== Exercise requirements ==
Your answer must be an exact copy of the data below, minus any pictures.

== Exercise data ==

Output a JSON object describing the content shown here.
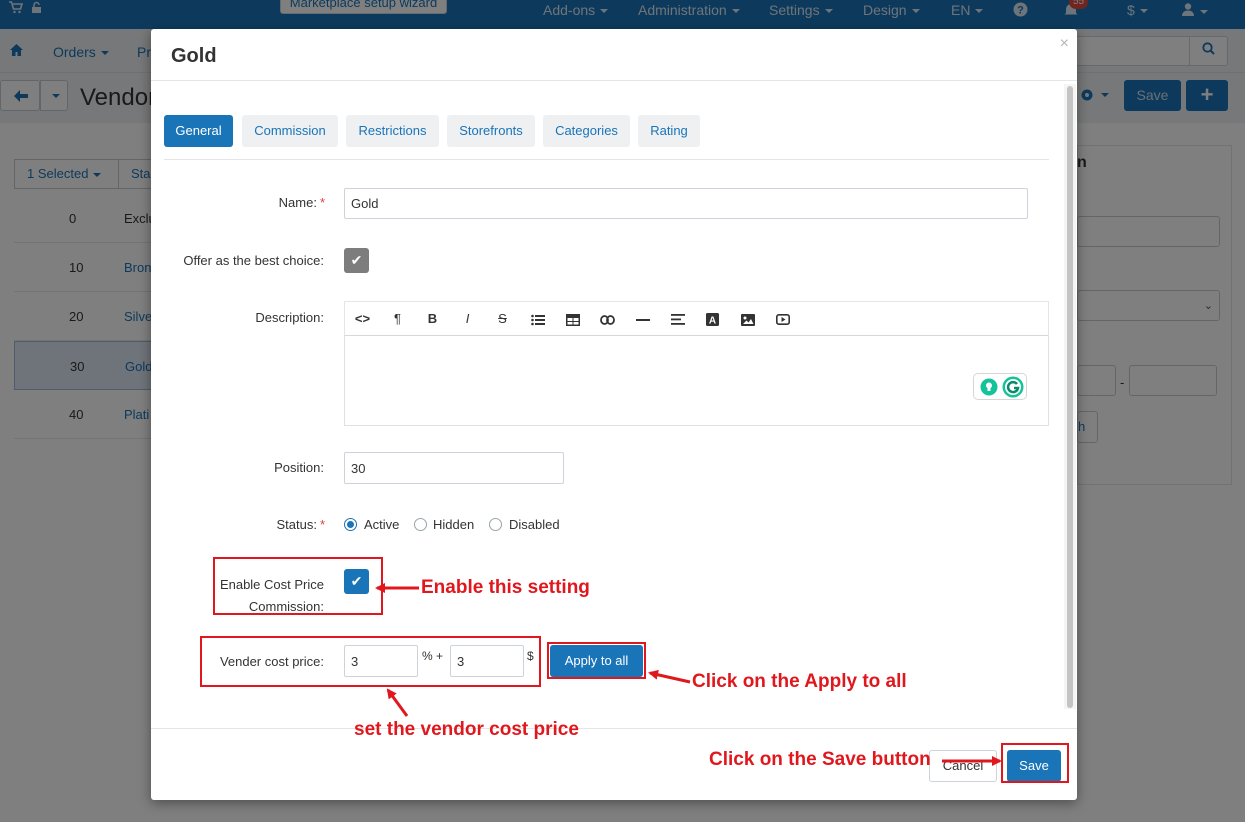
{
  "topbar": {
    "wizard_label": "Marketplace setup wizard",
    "addons": "Add-ons",
    "administration": "Administration",
    "settings": "Settings",
    "design": "Design",
    "language": "EN",
    "notifications_count": "55",
    "currency": "$"
  },
  "subbar": {
    "orders": "Orders",
    "products_partial": "Pr"
  },
  "page": {
    "title": "Vendor",
    "save_label": "Save",
    "selected_label": "1 Selected",
    "status_partial": "Sta"
  },
  "bg_rows": [
    {
      "position": "0",
      "name": "Exclu"
    },
    {
      "position": "10",
      "name": "Bron"
    },
    {
      "position": "20",
      "name": "Silve"
    },
    {
      "position": "30",
      "name": "Gold"
    },
    {
      "position": "40",
      "name": "Plati"
    }
  ],
  "bg_right": {
    "letter_n": "n",
    "dash": "-",
    "btn_partial": "h"
  },
  "modal": {
    "title": "Gold",
    "close_glyph": "×",
    "tabs": [
      "General",
      "Commission",
      "Restrictions",
      "Storefronts",
      "Categories",
      "Rating"
    ],
    "name_label": "Name:",
    "name_value": "Gold",
    "best_choice_label": "Offer as the best choice:",
    "description_label": "Description:",
    "position_label": "Position:",
    "position_value": "30",
    "status_label": "Status:",
    "status_options": [
      "Active",
      "Hidden",
      "Disabled"
    ],
    "status_selected": "Active",
    "cost_price_label_line1": "Enable Cost Price",
    "cost_price_label_line2": "Commission:",
    "vender_cost_label": "Vender cost price:",
    "percent_value": "3",
    "percent_sign": "% +",
    "fixed_value": "3",
    "currency_sign": "$",
    "apply_label": "Apply to all",
    "cancel_label": "Cancel",
    "save_label": "Save"
  },
  "annotations": {
    "enable": "Enable this setting",
    "apply": "Click on the Apply to all",
    "vendor_price": "set the vendor cost price",
    "save": "Click on the Save button"
  },
  "colors": {
    "primary": "#1a74b8",
    "annotation": "#e0181e",
    "overlay": "rgba(0,0,0,0.5)"
  }
}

== Answer area ==
Output a JSON object describing the content shown here.
{
  "topbar": {
    "wizard_label": "Marketplace setup wizard",
    "addons": "Add-ons",
    "administration": "Administration",
    "settings": "Settings",
    "design": "Design",
    "language": "EN",
    "notifications_count": "55",
    "currency": "$"
  },
  "subbar": {
    "orders": "Orders",
    "products_partial": "Pr"
  },
  "page": {
    "title": "Vendor",
    "save_label": "Save",
    "selected_label": "1 Selected",
    "status_partial": "Sta"
  },
  "bg_rows": [
    {
      "position": "0",
      "name": "Exclu"
    },
    {
      "position": "10",
      "name": "Bron"
    },
    {
      "position": "20",
      "name": "Silve"
    },
    {
      "position": "30",
      "name": "Gold"
    },
    {
      "position": "40",
      "name": "Plati"
    }
  ],
  "bg_right": {
    "letter_n": "n",
    "dash": "-",
    "btn_partial": "h"
  },
  "modal": {
    "title": "Gold",
    "close_glyph": "×",
    "tabs": [
      "General",
      "Commission",
      "Restrictions",
      "Storefronts",
      "Categories",
      "Rating"
    ],
    "name_label": "Name:",
    "name_value": "Gold",
    "best_choice_label": "Offer as the best choice:",
    "description_label": "Description:",
    "position_label": "Position:",
    "position_value": "30",
    "status_label": "Status:",
    "status_options": [
      "Active",
      "Hidden",
      "Disabled"
    ],
    "status_selected": "Active",
    "cost_price_label_line1": "Enable Cost Price",
    "cost_price_label_line2": "Commission:",
    "vender_cost_label": "Vender cost price:",
    "percent_value": "3",
    "percent_sign": "% +",
    "fixed_value": "3",
    "currency_sign": "$",
    "apply_label": "Apply to all",
    "cancel_label": "Cancel",
    "save_label": "Save"
  },
  "annotations": {
    "enable": "Enable this setting",
    "apply": "Click on the Apply to all",
    "vendor_price": "set the vendor cost price",
    "save": "Click on the Save button"
  },
  "colors": {
    "primary": "#1a74b8",
    "annotation": "#e0181e",
    "overlay": "rgba(0,0,0,0.5)"
  }
}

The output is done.